(JTA) — A left-wing Danish political party is seeking to outlaw ritual circumcision in Denmark.
The Social Liberal Party, a small coalition partner of Denmark’s ruling Social Democrats party, adopted the anti-circumcision stance this week following an internal vote by delegates during a party congress in Nyborg, 75 miles west of Copenhagen, according to the news site etik.dk.
A large majority of hundreds of delegates from the party — Denmark’s sixth largest with 17 out of 179 seats in parliament — passed the motion to oppose all non-medical circumcision of underage boys, the website reported.
The ban was necessary “because we do not protect those who cannot protect themselves, namely children,” said Christian Holm Donatzky, a local politician for the party from Helsingor, a city located 25 miles north of Copenhagen.
The left-leaning Social Liberal Party is one of several anti-circumcision parties in Scandinavia, where the custom has come under attack from left-wing secularists as well as right-wingers who fear the influence of immigration from Muslim countries.
Last year, Norway’s Centre Party also announced it opposed circumcision as did Finland’s third-largest party, True Finns. The announcements last year followed a ruling by a German court in Cologne that ritual circumcision amounted to a criminal act. The ruling was overturned but triggered temporary bans in Austria and Switzerland.
Lene Rachel Andersen, a well-known Danish Jewish author and journalist, wrote an Op-Ed following the vote August 15, warning that a ban would mean the demise of Danish Jewry. “Within two to three years, religious Jews will move away move from Denmark.” This, she wrote in her Op-Ed for the website religion.dk, will mean “the heart of religious life would disappear.”
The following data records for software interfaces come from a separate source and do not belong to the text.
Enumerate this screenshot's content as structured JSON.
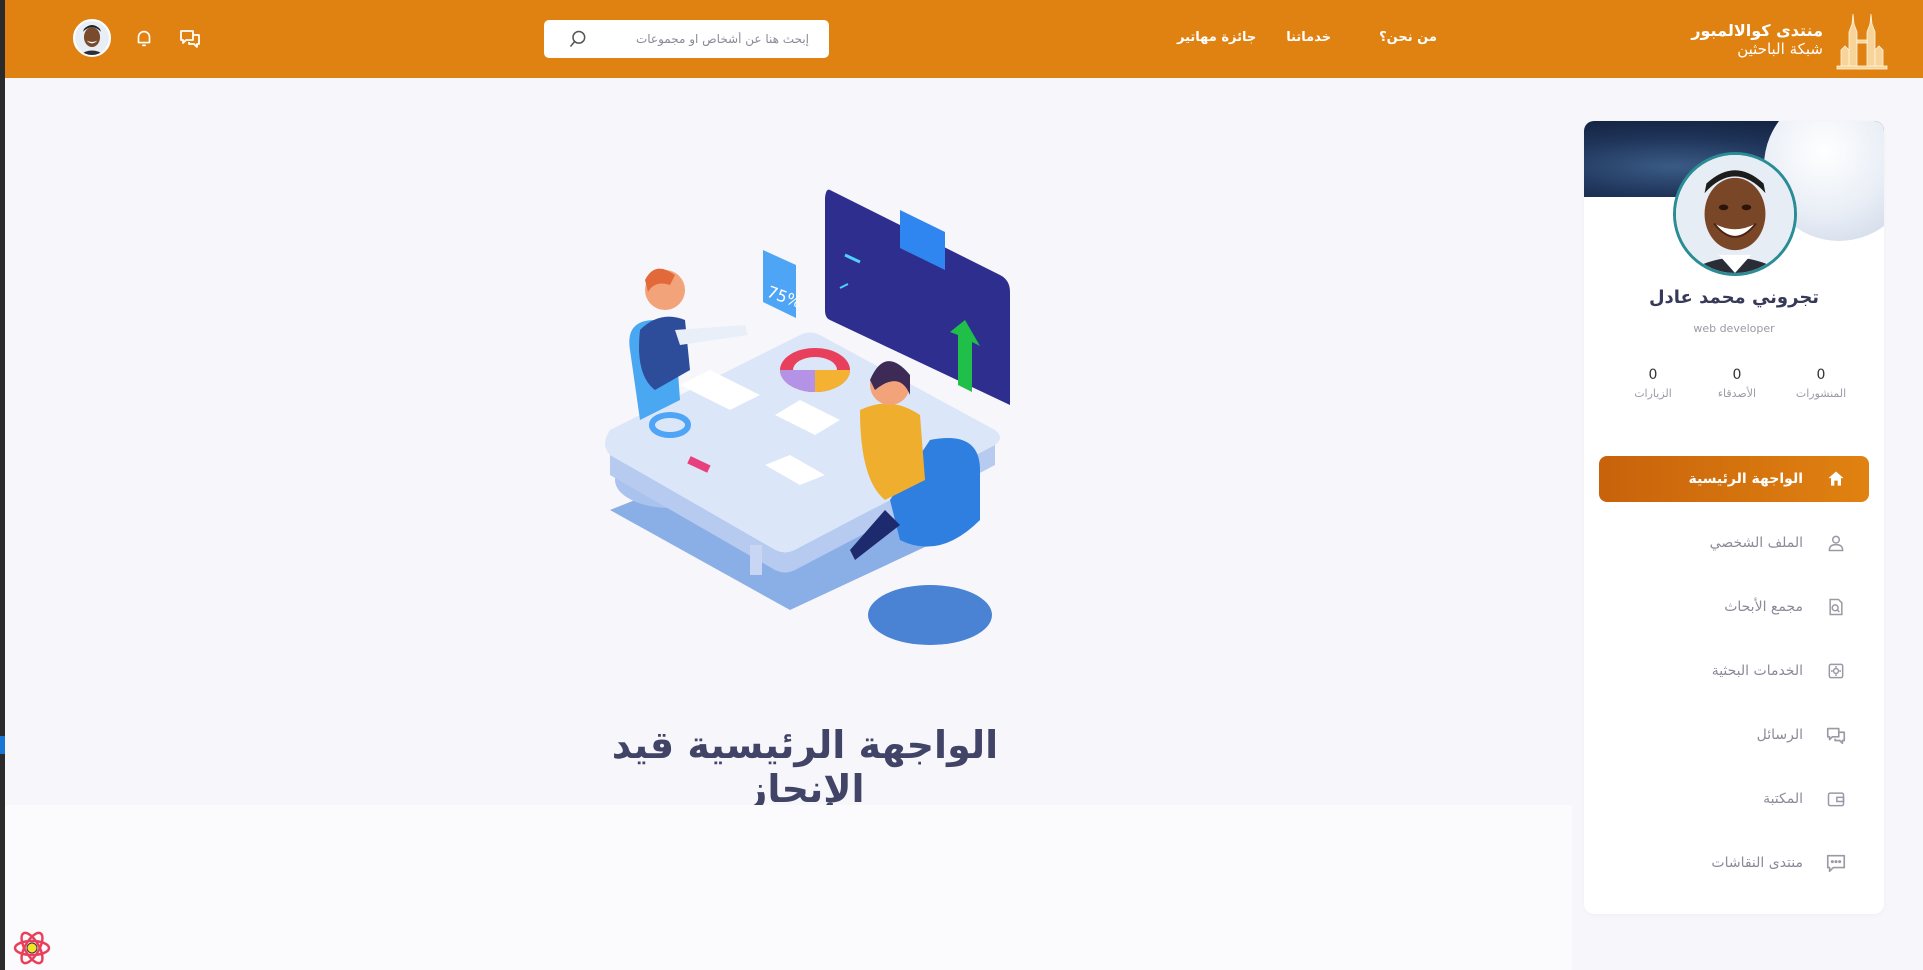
{
  "brand": {
    "title": "منتدى كوالالمبور",
    "subtitle": "شبكة الباحثين"
  },
  "nav": {
    "items": [
      {
        "label": "من نحن؟"
      },
      {
        "label": "خدماتنا"
      },
      {
        "label": "جائزة مهاتير"
      }
    ]
  },
  "search": {
    "placeholder": "إبحث هنا عن أشخاص او مجموعات"
  },
  "header_icons": [
    "avatar",
    "bell-icon",
    "chat-icon"
  ],
  "main": {
    "title": "الواجهة الرئيسية قيد الإنجاز",
    "illustration_badge": "75%"
  },
  "profile": {
    "name": "تجروني محمد عادل",
    "role": "web developer",
    "stats": [
      {
        "value": "0",
        "label": "المنشورات"
      },
      {
        "value": "0",
        "label": "الأصدقاء"
      },
      {
        "value": "0",
        "label": "الزيارات"
      }
    ]
  },
  "menu": {
    "items": [
      {
        "label": "الواجهة الرئيسية",
        "icon": "home-icon",
        "active": true
      },
      {
        "label": "الملف الشخصي",
        "icon": "user-icon"
      },
      {
        "label": "مجمع الأبحاث",
        "icon": "document-search-icon"
      },
      {
        "label": "الخدمات البحثية",
        "icon": "settings-icon"
      },
      {
        "label": "الرسائل",
        "icon": "messages-icon"
      },
      {
        "label": "المكتبة",
        "icon": "wallet-icon"
      },
      {
        "label": "منتدى النقاشات",
        "icon": "comment-icon"
      }
    ]
  },
  "colors": {
    "header": "#e08211",
    "accent_dark": "#c8620b",
    "background": "#f7f7fb",
    "title_text": "#414467"
  }
}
In 2003, Denmark’s Children’s Ombudsman, a government body, classified circumcision as a children’s rights violation — a position shared by its counterpart organizations in Finland and Norway.
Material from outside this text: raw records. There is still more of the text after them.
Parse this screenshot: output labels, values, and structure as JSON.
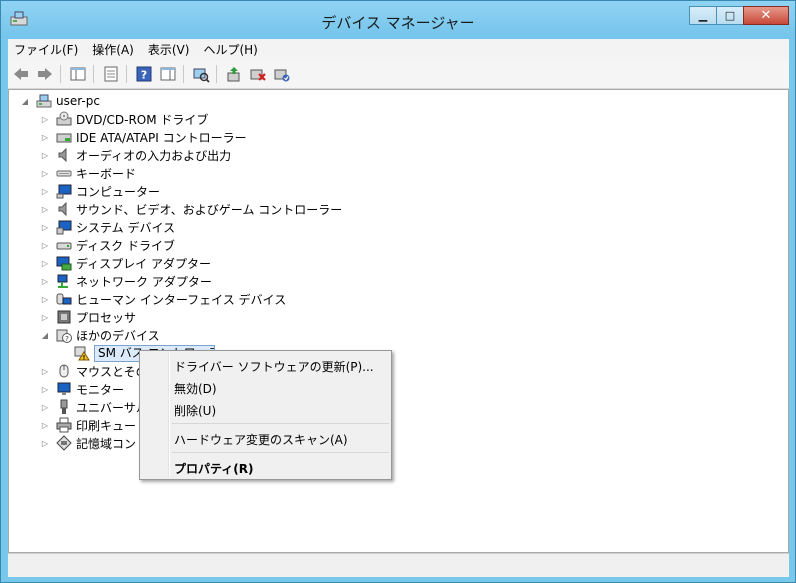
{
  "window": {
    "title": "デバイス マネージャー"
  },
  "menu": {
    "items": [
      "ファイル(F)",
      "操作(A)",
      "表示(V)",
      "ヘルプ(H)"
    ]
  },
  "tree": {
    "root": "user-pc",
    "items": [
      "DVD/CD-ROM ドライブ",
      "IDE ATA/ATAPI コントローラー",
      "オーディオの入力および出力",
      "キーボード",
      "コンピューター",
      "サウンド、ビデオ、およびゲーム コントローラー",
      "システム デバイス",
      "ディスク ドライブ",
      "ディスプレイ アダプター",
      "ネットワーク アダプター",
      "ヒューマン インターフェイス デバイス",
      "プロセッサ",
      "ほかのデバイス",
      "SM バス コントローラー",
      "マウスとそのほかのポインティング デバイス",
      "モニター",
      "ユニバーサル シリアル バス コントローラー",
      "印刷キュー",
      "記憶域コントローラー"
    ]
  },
  "context_menu": {
    "update": "ドライバー ソフトウェアの更新(P)...",
    "disable": "無効(D)",
    "uninstall": "削除(U)",
    "scan": "ハードウェア変更のスキャン(A)",
    "properties": "プロパティ(R)"
  }
}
The World Jewish Congress estimates that there are about 6,400 Jews living in Denmark.